This weeks article, Learning from Place, has many examples of decolonization and reinhabitation. This article is about challenging dominant ideas, “recovering and renewing traditional patterns” and learning to interact with our environment again (74). The subjects in this article are determined to reconnect the generations. They have youth conduct interviews with members of their community to re-establish intergenerational communication and create podcasts that can be shared with the world. Next, they hosted a 10-day river trip for youth, elders and the generation in between. On this trip, the group traveled on their traditional waters and land and learned from each other about their connection to the land. I found the worry about the misuse of the word paquataskamik particularly interesting. The article also talked about Cree word, paquataskamik which is a word that has been used to “describe natural environment and draws attention to the whole of traditional territory.” It was noticed that the current youth does not use this word properly and often they do not use it at all. They blame this on language loss and on the change in relationship with the environment.

 

But how does this apply to me and my future as an educator?

The biggest takeaway I got from this article was how important it is to take the community and what is important to the community into account. In this community, it is important to them that their children have a connection to the land and that they realize the cultural and historical significance of the river in their community. While a river trip may not apply to every community I teach in, there will always be something that is important to the community and that is something I should incorporate into my classroom in a big way. I also believe that a connection to the environment is important to the children of all places. It is also important to allow the community members to help educate their children. As an educator, I hope to remember this and bring in guest speakers, and go on field trips and just have a classroom that is open to the community. Intergenerational communication is so very important and as an educator I hope to be able to facilitate that for my students.
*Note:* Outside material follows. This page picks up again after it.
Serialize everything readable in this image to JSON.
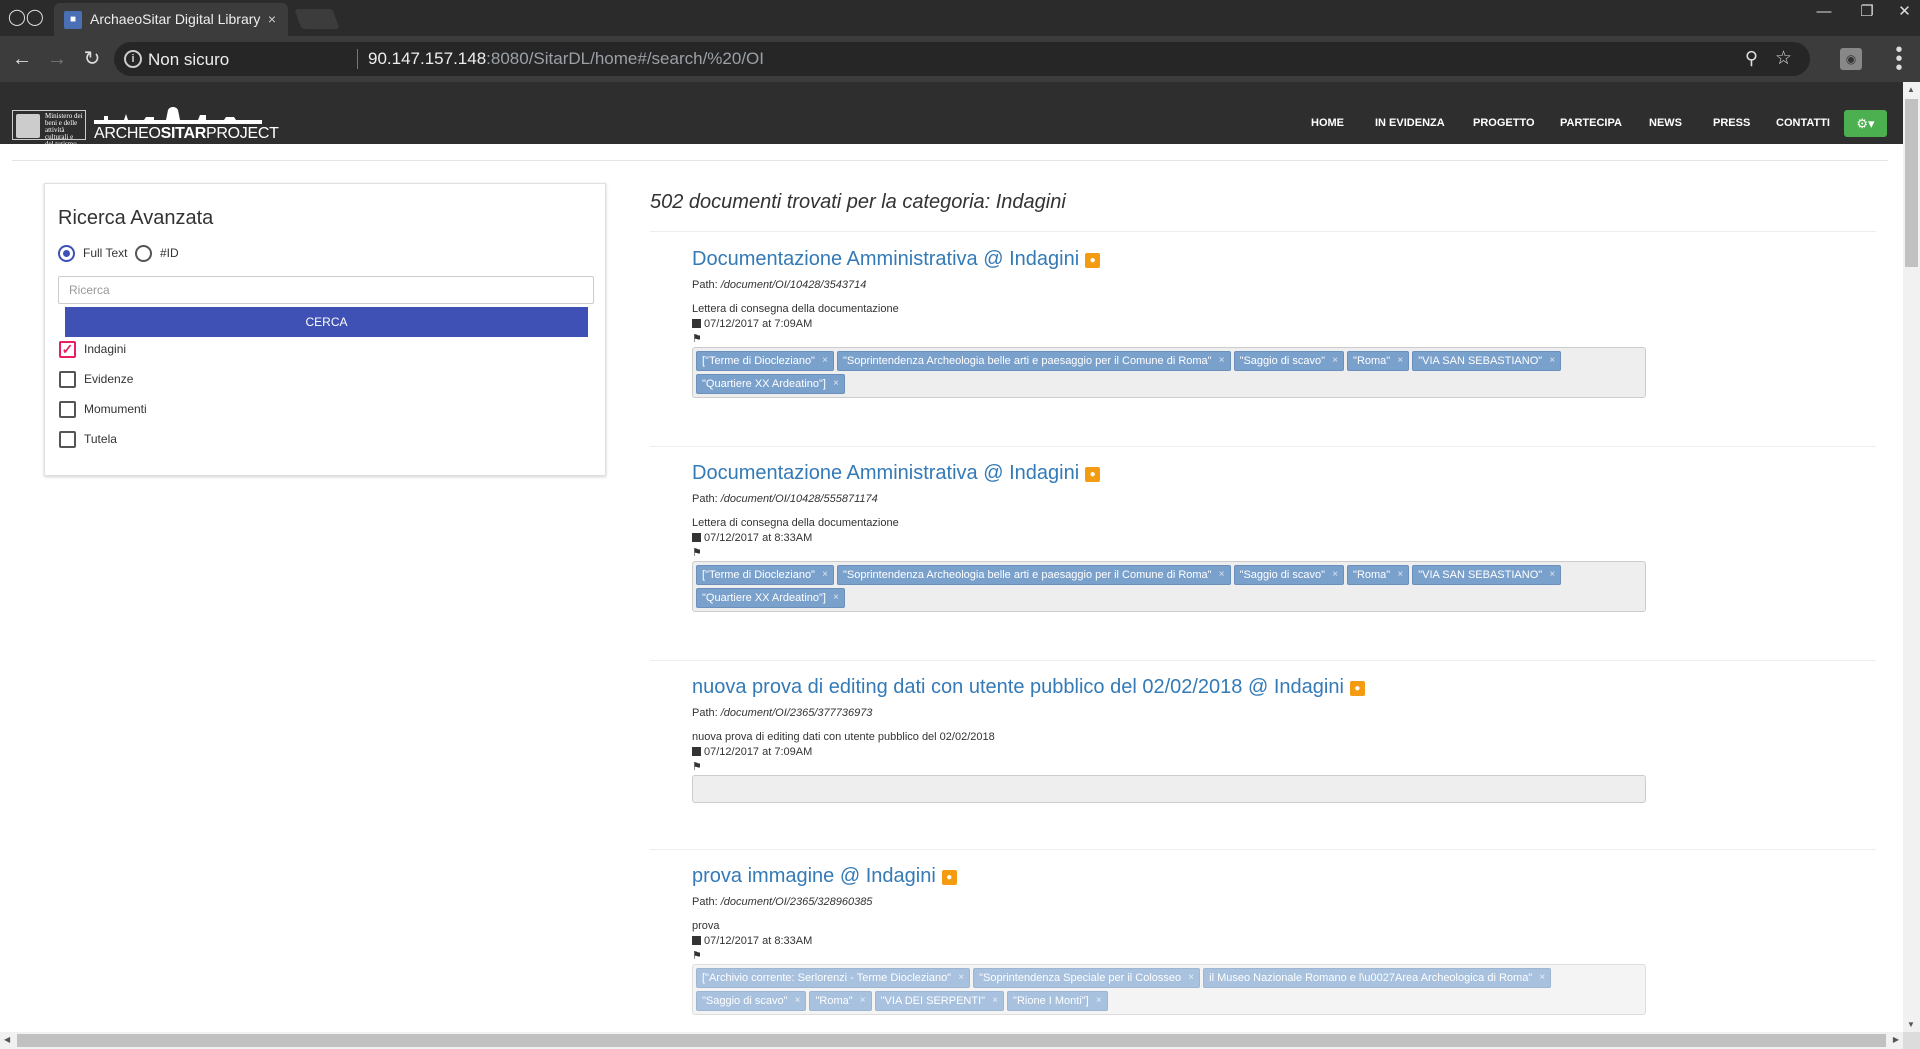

How is Curriculum developed?

Before Reading

I’m a bit embarrassed that I do not know with one hundred percent certainty how school curriculum is developed. You think someone who plans to be a teacher would have more knowledge about the legislature that will govern her career. And yet the answer I am going giving for the question “how do you think that school curricula are developed?” is going to be a complete guess. I would like to venture a guess that creating curriculum is a time consuming, and a lot of work. It must require the consultation of many people and groups such as the government, school boards and teachers. I believe that the government is very influential in the development of curricula as educating our future leaders is a political act. I had a high school teacher tell me once that the first thing a dictator will do once in power is get rid of all the current teachers and replace them with people who follow their political agenda. I’m not sure how accurate this statement actually is, but it makes sense to me. Educators have a lot of power on our youth.In Canada, luckily, they are not so drastic as getting rid of all the teachers with each new leadership. However, I would imagine that they would redesign what is being taught to our youth so that it matches their political agendas. I would also like to believe that curriculum is developed with the consultation of teachers in the field as that would make sense. These are the people who know how to work with curriculum and whose jobs  will be affected the most by these documents.

 

After Reading
This week’s article surprised me. It did not surprise me to find out how political building curriculum is. It did surprise me how many people have an influence on the curriculum. There were groups that this article listed that I never would have considered as having any influence. These included textbook companies, members of the community and church, businesses. I think having many different people and groups involved in the curriculum creating process is a good thing because the deciding what our children are going to learn  is very important. The more differing worldviews and philosophies that inform curriculum the better off our you will be.